▶ [Exercise prompt]: The result should be every line in the data below that carries the string "avatar".

(Data records for software interfaces)
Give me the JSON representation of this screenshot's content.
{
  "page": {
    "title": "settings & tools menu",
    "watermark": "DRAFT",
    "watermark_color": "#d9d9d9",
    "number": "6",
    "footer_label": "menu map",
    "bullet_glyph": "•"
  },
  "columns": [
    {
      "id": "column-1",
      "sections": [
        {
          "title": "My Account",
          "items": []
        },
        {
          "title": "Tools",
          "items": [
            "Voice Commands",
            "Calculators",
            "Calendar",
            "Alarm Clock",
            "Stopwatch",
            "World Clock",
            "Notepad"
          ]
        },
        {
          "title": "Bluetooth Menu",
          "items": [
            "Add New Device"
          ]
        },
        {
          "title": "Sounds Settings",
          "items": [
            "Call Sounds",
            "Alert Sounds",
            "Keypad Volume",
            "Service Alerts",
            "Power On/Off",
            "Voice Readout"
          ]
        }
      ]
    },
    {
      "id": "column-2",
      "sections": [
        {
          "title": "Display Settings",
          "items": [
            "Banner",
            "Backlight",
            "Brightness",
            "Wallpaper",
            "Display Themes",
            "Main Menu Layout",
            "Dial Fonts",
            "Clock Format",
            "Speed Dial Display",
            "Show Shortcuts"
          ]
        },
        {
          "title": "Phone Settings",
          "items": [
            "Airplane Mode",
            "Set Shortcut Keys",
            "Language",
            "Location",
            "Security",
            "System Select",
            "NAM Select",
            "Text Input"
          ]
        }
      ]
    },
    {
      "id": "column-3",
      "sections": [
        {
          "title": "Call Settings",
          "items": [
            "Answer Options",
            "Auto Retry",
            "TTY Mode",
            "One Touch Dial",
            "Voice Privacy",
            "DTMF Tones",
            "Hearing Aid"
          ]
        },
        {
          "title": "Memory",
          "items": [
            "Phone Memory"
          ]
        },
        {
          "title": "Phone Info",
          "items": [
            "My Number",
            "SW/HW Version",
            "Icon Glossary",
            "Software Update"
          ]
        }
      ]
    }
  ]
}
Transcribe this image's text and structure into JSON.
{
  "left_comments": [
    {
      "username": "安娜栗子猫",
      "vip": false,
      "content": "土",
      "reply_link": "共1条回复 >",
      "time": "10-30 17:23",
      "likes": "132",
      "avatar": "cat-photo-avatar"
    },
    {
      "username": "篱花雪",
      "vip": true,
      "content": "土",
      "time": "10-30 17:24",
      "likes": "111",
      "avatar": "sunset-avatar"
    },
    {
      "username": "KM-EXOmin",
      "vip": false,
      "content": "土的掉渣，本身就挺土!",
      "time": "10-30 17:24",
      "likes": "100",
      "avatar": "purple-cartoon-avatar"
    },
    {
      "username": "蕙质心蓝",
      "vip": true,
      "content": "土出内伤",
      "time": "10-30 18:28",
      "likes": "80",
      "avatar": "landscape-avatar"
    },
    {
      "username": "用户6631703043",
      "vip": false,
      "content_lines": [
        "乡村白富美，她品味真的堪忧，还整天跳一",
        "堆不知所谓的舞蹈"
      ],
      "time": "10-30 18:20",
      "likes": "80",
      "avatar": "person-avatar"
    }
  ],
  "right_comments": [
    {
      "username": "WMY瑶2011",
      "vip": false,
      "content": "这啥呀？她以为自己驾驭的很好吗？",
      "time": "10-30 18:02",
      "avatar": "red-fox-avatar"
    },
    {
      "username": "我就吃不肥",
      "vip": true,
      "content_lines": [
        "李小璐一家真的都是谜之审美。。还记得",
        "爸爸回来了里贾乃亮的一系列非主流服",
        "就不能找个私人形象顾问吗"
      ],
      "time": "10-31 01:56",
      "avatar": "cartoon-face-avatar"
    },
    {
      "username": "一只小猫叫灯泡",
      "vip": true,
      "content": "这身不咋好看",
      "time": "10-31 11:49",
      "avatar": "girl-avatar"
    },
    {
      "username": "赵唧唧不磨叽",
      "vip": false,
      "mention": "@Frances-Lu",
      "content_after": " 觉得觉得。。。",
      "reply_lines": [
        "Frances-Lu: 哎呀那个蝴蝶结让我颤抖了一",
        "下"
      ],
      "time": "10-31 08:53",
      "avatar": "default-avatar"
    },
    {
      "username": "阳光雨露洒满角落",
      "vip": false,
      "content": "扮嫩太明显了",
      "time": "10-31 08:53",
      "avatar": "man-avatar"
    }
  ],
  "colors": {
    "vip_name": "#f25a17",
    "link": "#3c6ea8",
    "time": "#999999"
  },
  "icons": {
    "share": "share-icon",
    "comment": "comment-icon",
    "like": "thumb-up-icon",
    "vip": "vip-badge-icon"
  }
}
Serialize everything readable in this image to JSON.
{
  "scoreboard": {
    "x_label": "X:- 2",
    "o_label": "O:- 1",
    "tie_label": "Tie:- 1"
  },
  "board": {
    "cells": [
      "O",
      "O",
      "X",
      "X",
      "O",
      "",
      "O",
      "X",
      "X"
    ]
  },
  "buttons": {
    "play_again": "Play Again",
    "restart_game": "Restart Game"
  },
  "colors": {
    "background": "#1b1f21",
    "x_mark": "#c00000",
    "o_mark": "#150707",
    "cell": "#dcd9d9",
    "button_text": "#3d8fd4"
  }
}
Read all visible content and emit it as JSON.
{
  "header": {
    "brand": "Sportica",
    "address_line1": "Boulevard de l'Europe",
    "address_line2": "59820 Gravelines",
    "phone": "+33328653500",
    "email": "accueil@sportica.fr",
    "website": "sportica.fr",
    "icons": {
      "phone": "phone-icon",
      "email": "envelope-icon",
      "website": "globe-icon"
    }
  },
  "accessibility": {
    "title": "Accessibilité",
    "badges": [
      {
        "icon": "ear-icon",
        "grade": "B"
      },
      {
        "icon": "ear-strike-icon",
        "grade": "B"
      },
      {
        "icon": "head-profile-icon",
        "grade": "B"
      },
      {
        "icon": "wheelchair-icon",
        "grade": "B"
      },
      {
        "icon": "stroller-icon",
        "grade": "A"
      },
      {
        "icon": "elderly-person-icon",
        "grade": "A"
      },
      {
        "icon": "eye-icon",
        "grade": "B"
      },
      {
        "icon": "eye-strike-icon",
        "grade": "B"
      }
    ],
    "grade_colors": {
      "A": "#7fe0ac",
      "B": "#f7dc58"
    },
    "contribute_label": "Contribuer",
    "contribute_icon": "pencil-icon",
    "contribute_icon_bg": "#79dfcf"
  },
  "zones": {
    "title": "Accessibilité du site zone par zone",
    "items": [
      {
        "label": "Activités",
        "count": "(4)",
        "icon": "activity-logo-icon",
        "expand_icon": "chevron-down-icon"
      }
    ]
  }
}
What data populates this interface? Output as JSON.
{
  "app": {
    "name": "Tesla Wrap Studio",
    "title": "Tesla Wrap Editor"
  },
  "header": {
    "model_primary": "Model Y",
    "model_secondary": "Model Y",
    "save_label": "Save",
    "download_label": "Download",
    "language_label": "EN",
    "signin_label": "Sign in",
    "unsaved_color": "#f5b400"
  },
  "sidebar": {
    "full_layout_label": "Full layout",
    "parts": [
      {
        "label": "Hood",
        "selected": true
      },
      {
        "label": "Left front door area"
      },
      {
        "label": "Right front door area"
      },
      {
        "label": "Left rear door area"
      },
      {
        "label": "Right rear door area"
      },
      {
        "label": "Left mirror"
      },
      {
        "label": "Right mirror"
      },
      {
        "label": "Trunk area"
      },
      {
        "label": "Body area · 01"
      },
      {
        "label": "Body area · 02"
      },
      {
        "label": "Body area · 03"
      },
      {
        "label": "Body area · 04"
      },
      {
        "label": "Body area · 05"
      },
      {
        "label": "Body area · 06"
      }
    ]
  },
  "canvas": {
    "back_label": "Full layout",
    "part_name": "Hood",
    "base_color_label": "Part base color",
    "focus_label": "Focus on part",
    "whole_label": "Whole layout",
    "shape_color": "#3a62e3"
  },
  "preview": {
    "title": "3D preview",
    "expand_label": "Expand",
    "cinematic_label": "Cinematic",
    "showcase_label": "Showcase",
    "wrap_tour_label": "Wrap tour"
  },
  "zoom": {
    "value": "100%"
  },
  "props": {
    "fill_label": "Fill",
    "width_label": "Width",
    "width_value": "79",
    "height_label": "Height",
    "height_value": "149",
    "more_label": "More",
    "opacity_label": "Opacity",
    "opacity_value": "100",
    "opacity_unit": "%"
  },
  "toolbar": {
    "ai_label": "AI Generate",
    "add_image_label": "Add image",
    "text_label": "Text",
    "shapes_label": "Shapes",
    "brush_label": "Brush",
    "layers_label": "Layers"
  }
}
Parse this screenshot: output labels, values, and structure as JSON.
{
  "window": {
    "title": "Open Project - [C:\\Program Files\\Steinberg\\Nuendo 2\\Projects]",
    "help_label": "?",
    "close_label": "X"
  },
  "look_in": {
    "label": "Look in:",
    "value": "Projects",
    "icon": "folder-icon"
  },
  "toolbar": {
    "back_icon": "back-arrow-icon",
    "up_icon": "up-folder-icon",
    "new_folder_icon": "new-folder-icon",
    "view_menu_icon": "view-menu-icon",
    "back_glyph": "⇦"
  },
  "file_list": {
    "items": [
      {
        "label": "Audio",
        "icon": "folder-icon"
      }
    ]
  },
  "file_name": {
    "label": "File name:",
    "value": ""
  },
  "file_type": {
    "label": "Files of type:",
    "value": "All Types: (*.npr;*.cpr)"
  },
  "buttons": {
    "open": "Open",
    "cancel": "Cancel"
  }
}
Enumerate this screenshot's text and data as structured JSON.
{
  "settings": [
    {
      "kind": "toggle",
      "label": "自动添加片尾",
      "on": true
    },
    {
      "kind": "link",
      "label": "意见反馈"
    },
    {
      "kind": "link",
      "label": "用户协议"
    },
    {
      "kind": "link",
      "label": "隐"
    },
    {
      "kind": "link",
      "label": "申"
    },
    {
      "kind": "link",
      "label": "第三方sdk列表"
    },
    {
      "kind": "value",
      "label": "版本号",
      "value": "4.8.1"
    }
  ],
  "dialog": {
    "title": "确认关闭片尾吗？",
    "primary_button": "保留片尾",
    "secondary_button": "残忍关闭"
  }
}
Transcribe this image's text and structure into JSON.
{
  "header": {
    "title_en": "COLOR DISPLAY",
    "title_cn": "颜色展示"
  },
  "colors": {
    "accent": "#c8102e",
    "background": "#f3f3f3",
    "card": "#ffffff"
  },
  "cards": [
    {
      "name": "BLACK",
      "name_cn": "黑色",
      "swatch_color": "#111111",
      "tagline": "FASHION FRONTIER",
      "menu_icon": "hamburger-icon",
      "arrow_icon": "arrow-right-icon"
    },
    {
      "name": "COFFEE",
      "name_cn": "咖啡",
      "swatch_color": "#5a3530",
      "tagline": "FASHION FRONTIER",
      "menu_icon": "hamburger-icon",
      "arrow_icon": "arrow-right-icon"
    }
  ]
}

▶ [Answer space]:
      "avatar": "cat-photo-avatar"
      "avatar": "sunset-avatar"
      "avatar": "purple-cartoon-avatar"
      "avatar": "landscape-avatar"
      "avatar": "person-avatar"
      "avatar": "red-fox-avatar"
      "avatar": "cartoon-face-avatar"
      "avatar": "girl-avatar"
      "avatar": "default-avatar"
      "avatar": "man-avatar"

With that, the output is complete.